Why Essential. Jesus’ ascension to the heavenly realm was essential for several reasons or purposes. He had stated that it was necessary for him to ‘go his way’ in order that he might send God’s holy spirit as helper to his disciples. (Joh 16:7-14) The outpouring of that spirit by Jesus on the day of Pentecost was to the disciples an evident demonstration of the fact of Jesus’ having reached God’s presence and that he had presented the value of his ransom sacrifice to Him. (Ac 2:33, 38) This presentation of the value of his lifeblood also made such ascension vital, for it was not to be made on earth, in the Most Holy of the temple in Jerusalem, but only in “heaven itself . . . before the person of God.” (Heb 9:24) It was also made necessary by Jesus’ being appointed and glorified as the “great high priest who has passed through the heavens.” (Heb 4:14; 5:1-6) Paul explains that “if, now, he were upon earth, he would not be a priest,” but that, having “sat down at the right hand of the throne of the Majesty in the heavens,” Jesus has now “obtained a more excellent public service, so that he is also the mediator of a correspondingly better covenant.” (Heb 8:1-6) Because of this, Christians subject to inherited sin are comforted in knowing they “have a helper with the Father, Jesus Christ, a righteous one.”—1Jo 2:1; Ro 8:34; Heb 7:25.

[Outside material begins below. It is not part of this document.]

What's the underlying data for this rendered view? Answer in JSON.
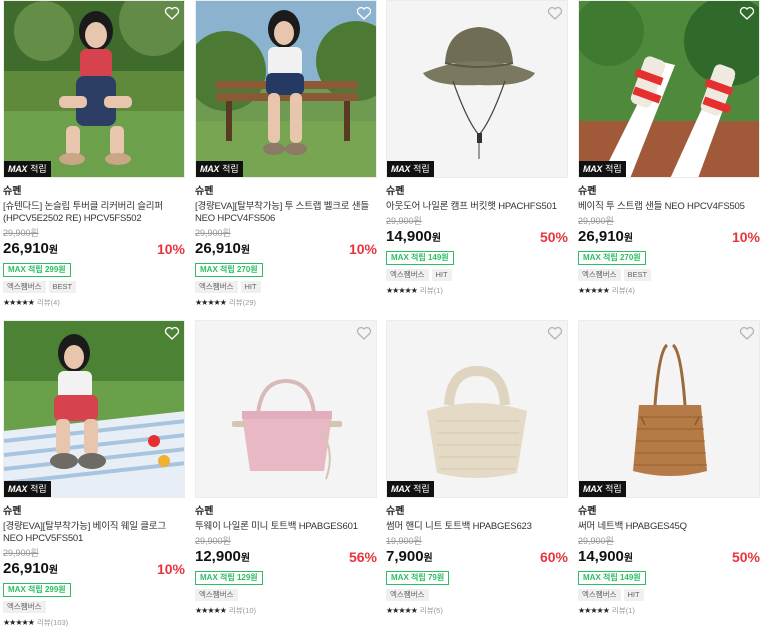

Finally, the ascension was necessary for Jesus’ administration of the Kingdom to which he became heir, with “angels and authorities and powers . . . made subject to him.” (1Pe 3:22; Php 2:6-11; 1Co 15:25; Heb 10:12, 13; compare Da 7:14.) Having “conquered the world” (Joh 16:33), Jesus took part in fulfilling the prophecy at Psalm 68:18, ‘ascending on high and carrying away captives,’ the significance of which Paul explains at Ephesians 4:8-12.